Just in Time Manufacturing
Just in Time Manufacturing (JIT) - also known as “lean manufacturing” refers to a system of manufacturing in which products are not built until the product is ordered and paid for. Some companies that have successfully implemented JIT include Toyota, Dell and Harley Davidson.
JIT’s main philosophy is to eliminate waste - wasted inventory, wasted stock and wasted time. By creating and deliverying products quickly when consumers request them excess inventory is eliminated, customers receive their orders quicker and the manufacturer doesn’t need to keep a large inventory of stock parts.
Below are just a few examples of successful JIT implementations.
Toyota is considered by many to be the poster child for JIT success. The Toyota production strategy is highlighted by the fact that raw materials are not brought to the production floor until an order is received and this product is ready to be built. No parts are allowed at a node unless they are required for the next node, or they are part of an assembly for the next node. This philosophy has allowed Toyota to keep a minimum amount of inventory which means lower costs. This also means that Toyota can adapt quickly to changes in demand without having to worry about disposing of expensive inventory.
Important Factors to Toyota Success:
- Small amounts of raw material inventory must be kept at each node in production, so that production can take place for any product. These parts are then replenished when they are used.
- Accuracy of forecasting is important so the correct amount of raw materials can be stocked.

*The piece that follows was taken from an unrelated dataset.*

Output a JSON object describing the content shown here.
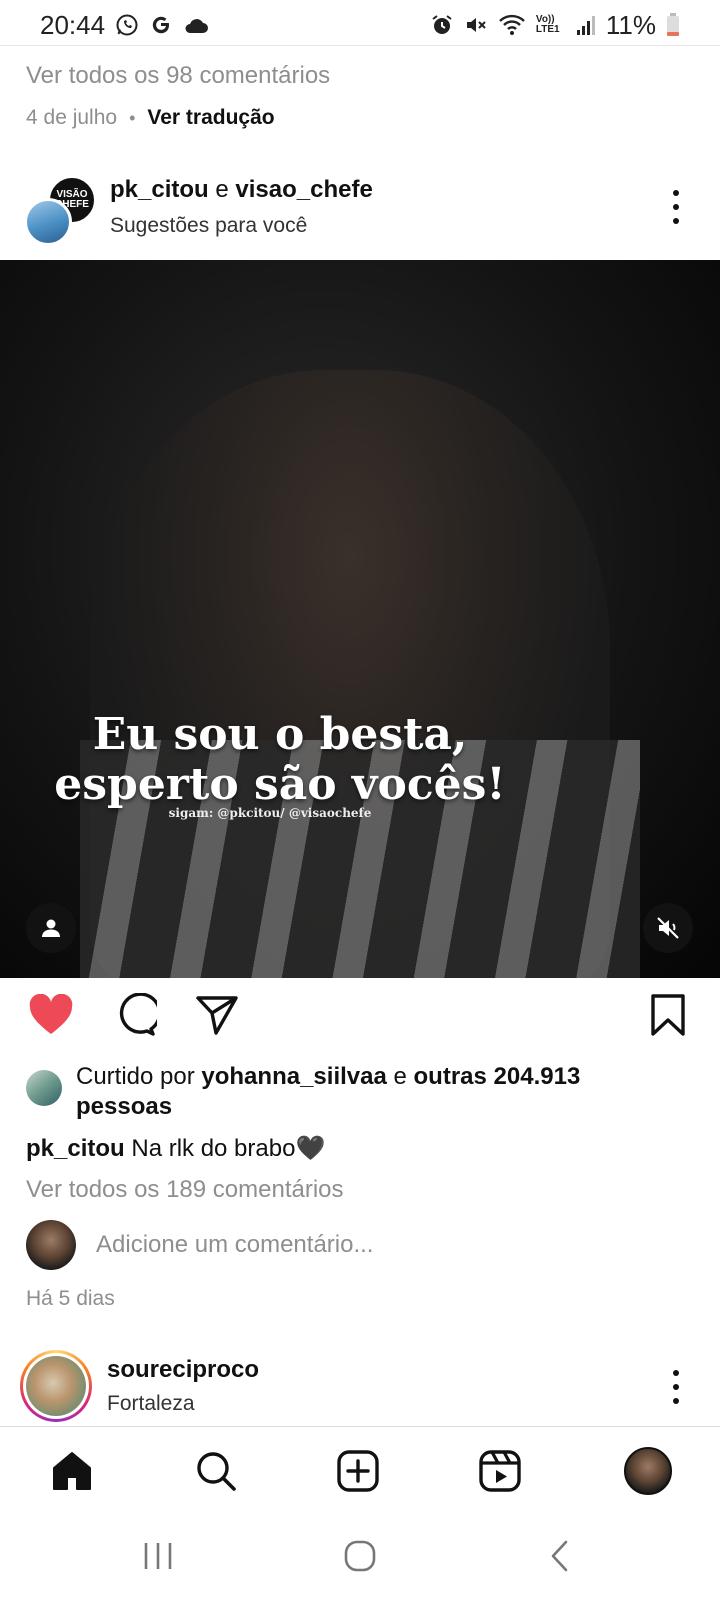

Dell has also leveraged JIT principles to make its manufacturing process a success. Dell’s approach to JIT is different in that they leverage their suppliers to achieve the JIT goal. They are also unique in that Dell is able to provide exceptionally short lead times to their customers, by forcing their suppliers to carry inventory instead of carrying it themselves and then demanding (and receiving) short lead times on components so that products can be simply assembled by Dell quickly and then shipped to the customer.
Important Factors to Dell’s Success:
- Dependable suppliers with the ability to meet Dell’s demanding lead time requirements.
- A seamless system that allows Dell to transmit its component requirements so that they will arrive at Dell in time to fulfill its lead times.
- A willingness of suppliers to keep inventory on hand allowing Dell to be free of this responsibility.
Harley Davidson’s use of JIT is mostly characterized by its transformation in the late World War 2 era from an inefficient manufacturer that solved all of its problems with extra inventory to a nimble manufacturer able to meet demand and provide short lead times.
Results of Harley Davidson’s JIT Implementation:
- Inventory levels decreased 75 percent.
- Increased productivity.
Harley Davidson’s success with the implementation of JIT had a lot to do with the fact that when JIT was put into practice, process problems could no longer be hidden by costly inventory that helped to meet ship dates. The inefficiencies in the processes were quickly identified and solved.